▶ Try it: Set down the records that follow exactly and completely.

▶ Provided records:
╭──

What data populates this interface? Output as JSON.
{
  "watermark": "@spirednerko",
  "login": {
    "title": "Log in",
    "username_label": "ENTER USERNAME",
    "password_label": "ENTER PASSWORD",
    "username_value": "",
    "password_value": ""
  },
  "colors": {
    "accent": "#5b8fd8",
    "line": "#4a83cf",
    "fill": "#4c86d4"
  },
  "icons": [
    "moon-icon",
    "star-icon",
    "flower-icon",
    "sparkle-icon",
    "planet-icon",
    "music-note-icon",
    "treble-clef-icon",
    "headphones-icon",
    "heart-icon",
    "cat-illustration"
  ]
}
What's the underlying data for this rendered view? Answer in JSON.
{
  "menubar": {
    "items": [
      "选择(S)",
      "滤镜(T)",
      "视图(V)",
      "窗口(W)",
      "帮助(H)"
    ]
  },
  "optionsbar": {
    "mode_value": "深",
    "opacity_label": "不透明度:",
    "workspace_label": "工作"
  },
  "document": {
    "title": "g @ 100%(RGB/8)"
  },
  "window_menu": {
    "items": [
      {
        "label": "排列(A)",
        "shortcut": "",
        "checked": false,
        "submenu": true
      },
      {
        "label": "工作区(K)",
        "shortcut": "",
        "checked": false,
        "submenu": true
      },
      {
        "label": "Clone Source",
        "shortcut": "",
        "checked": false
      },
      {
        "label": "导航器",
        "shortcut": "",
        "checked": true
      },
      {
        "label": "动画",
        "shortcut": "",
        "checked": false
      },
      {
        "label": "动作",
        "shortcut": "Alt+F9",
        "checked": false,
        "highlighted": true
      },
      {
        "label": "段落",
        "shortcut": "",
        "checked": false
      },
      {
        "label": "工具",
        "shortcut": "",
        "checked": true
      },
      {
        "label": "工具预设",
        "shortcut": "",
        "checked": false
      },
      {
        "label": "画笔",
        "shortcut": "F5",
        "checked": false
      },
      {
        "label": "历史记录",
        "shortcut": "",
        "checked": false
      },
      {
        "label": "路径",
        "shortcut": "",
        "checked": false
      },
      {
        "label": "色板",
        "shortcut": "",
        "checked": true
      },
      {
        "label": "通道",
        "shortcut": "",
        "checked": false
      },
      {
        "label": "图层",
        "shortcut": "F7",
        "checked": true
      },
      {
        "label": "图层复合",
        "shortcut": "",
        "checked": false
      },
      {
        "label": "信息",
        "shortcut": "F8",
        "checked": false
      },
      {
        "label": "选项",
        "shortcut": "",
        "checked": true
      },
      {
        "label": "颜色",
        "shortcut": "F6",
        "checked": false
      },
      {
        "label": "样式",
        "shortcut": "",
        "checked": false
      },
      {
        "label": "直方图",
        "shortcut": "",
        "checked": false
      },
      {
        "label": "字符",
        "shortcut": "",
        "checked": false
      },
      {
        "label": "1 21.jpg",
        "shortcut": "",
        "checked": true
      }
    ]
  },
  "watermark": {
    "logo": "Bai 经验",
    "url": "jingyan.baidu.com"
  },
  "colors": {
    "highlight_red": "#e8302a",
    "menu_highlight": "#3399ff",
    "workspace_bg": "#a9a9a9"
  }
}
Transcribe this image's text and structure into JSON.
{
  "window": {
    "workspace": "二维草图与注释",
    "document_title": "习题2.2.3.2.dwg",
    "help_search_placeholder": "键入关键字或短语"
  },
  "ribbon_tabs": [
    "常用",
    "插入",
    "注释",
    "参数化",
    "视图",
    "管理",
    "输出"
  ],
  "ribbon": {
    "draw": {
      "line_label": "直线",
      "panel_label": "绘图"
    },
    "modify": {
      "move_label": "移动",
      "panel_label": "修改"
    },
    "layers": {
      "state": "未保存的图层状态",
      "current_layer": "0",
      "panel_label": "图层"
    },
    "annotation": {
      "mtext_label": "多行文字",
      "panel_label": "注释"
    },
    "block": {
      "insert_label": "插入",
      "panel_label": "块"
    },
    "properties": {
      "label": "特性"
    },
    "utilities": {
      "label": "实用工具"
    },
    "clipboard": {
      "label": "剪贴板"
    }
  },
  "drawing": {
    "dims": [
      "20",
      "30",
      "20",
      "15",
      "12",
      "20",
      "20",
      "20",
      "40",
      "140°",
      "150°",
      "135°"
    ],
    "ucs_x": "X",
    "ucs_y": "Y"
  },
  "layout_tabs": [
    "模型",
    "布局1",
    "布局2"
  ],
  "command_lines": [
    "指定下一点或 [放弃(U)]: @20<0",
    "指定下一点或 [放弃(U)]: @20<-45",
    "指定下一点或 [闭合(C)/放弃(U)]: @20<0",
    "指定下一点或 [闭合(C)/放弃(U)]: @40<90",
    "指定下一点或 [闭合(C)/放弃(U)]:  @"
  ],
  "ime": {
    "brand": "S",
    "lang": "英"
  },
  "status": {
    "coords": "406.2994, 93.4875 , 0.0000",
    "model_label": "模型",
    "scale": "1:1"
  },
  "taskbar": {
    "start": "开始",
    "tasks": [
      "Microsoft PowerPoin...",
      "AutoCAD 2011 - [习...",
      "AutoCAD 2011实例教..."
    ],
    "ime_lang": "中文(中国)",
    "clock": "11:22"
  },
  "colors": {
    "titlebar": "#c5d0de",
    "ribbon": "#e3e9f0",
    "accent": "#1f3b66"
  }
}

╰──

▶ Written solution:
What data populates this interface? Output as JSON.
{
  "watermark": "@spirednerko",
  "login": {
    "title": "Log in",
    "username_label": "ENTER USERNAME",
    "password_label": "ENTER PASSWORD",
    "username_value": "",
    "password_value": ""
  },
  "colors": {
    "accent": "#5b8fd8",
    "line": "#4a83cf",
    "fill": "#4c86d4"
  },
  "icons": [
    "moon-icon",
    "star-icon",
    "flower-icon",
    "sparkle-icon",
    "planet-icon",
    "music-note-icon",
    "treble-clef-icon",
    "headphones-icon",
    "heart-icon",
    "cat-illustration"
  ]
}
What's the underlying data for this rendered view? Answer in JSON.
{
  "menubar": {
    "items": [
      "选择(S)",
      "滤镜(T)",
      "视图(V)",
      "窗口(W)",
      "帮助(H)"
    ]
  },
  "optionsbar": {
    "mode_value": "深",
    "opacity_label": "不透明度:",
    "workspace_label": "工作"
  },
  "document": {
    "title": "g @ 100%(RGB/8)"
  },
  "window_menu": {
    "items": [
      {
        "label": "排列(A)",
        "shortcut": "",
        "checked": false,
        "submenu": true
      },
      {
        "label": "工作区(K)",
        "shortcut": "",
        "checked": false,
        "submenu": true
      },
      {
        "label": "Clone Source",
        "shortcut": "",
        "checked": false
      },
      {
        "label": "导航器",
        "shortcut": "",
        "checked": true
      },
      {
        "label": "动画",
        "shortcut": "",
        "checked": false
      },
      {
        "label": "动作",
        "shortcut": "Alt+F9",
        "checked": false,
        "highlighted": true
      },
      {
        "label": "段落",
        "shortcut": "",
        "checked": false
      },
      {
        "label": "工具",
        "shortcut": "",
        "checked": true
      },
      {
        "label": "工具预设",
        "shortcut": "",
        "checked": false
      },
      {
        "label": "画笔",
        "shortcut": "F5",
        "checked": false
      },
      {
        "label": "历史记录",
        "shortcut": "",
        "checked": false
      },
      {
        "label": "路径",
        "shortcut": "",
        "checked": false
      },
      {
        "label": "色板",
        "shortcut": "",
        "checked": true
      },
      {
        "label": "通道",
        "shortcut": "",
        "checked": false
      },
      {
        "label": "图层",
        "shortcut": "F7",
        "checked": true
      },
      {
        "label": "图层复合",
        "shortcut": "",
        "checked": false
      },
      {
        "label": "信息",
        "shortcut": "F8",
        "checked": false
      },
      {
        "label": "选项",
        "shortcut": "",
        "checked": true
      },
      {
        "label": "颜色",
        "shortcut": "F6",
        "checked": false
      },
      {
        "label": "样式",
        "shortcut": "",
        "checked": false
      },
      {
        "label": "直方图",
        "shortcut": "",
        "checked": false
      },
      {
        "label": "字符",
        "shortcut": "",
        "checked": false
      },
      {
        "label": "1 21.jpg",
        "shortcut": "",
        "checked": true
      }
    ]
  },
  "watermark": {
    "logo": "Bai 经验",
    "url": "jingyan.baidu.com"
  },
  "colors": {
    "highlight_red": "#e8302a",
    "menu_highlight": "#3399ff",
    "workspace_bg": "#a9a9a9"
  }
}
Transcribe this image's text and structure into JSON.
{
  "window": {
    "workspace": "二维草图与注释",
    "document_title": "习题2.2.3.2.dwg",
    "help_search_placeholder": "键入关键字或短语"
  },
  "ribbon_tabs": [
    "常用",
    "插入",
    "注释",
    "参数化",
    "视图",
    "管理",
    "输出"
  ],
  "ribbon": {
    "draw": {
      "line_label": "直线",
      "panel_label": "绘图"
    },
    "modify": {
      "move_label": "移动",
      "panel_label": "修改"
    },
    "layers": {
      "state": "未保存的图层状态",
      "current_layer": "0",
      "panel_label": "图层"
    },
    "annotation": {
      "mtext_label": "多行文字",
      "panel_label": "注释"
    },
    "block": {
      "insert_label": "插入",
      "panel_label": "块"
    },
    "properties": {
      "label": "特性"
    },
    "utilities": {
      "label": "实用工具"
    },
    "clipboard": {
      "label": "剪贴板"
    }
  },
  "drawing": {
    "dims": [
      "20",
      "30",
      "20",
      "15",
      "12",
      "20",
      "20",
      "20",
      "40",
      "140°",
      "150°",
      "135°"
    ],
    "ucs_x": "X",
    "ucs_y": "Y"
  },
  "layout_tabs": [
    "模型",
    "布局1",
    "布局2"
  ],
  "command_lines": [
    "指定下一点或 [放弃(U)]: @20<0",
    "指定下一点或 [放弃(U)]: @20<-45",
    "指定下一点或 [闭合(C)/放弃(U)]: @20<0",
    "指定下一点或 [闭合(C)/放弃(U)]: @40<90",
    "指定下一点或 [闭合(C)/放弃(U)]:  @"
  ],
  "ime": {
    "brand": "S",
    "lang": "英"
  },
  "status": {
    "coords": "406.2994, 93.4875 , 0.0000",
    "model_label": "模型",
    "scale": "1:1"
  },
  "taskbar": {
    "start": "开始",
    "tasks": [
      "Microsoft PowerPoin...",
      "AutoCAD 2011 - [习...",
      "AutoCAD 2011实例教..."
    ],
    "ime_lang": "中文(中国)",
    "clock": "11:22"
  },
  "colors": {
    "titlebar": "#c5d0de",
    "ribbon": "#e3e9f0",
    "accent": "#1f3b66"
  }
}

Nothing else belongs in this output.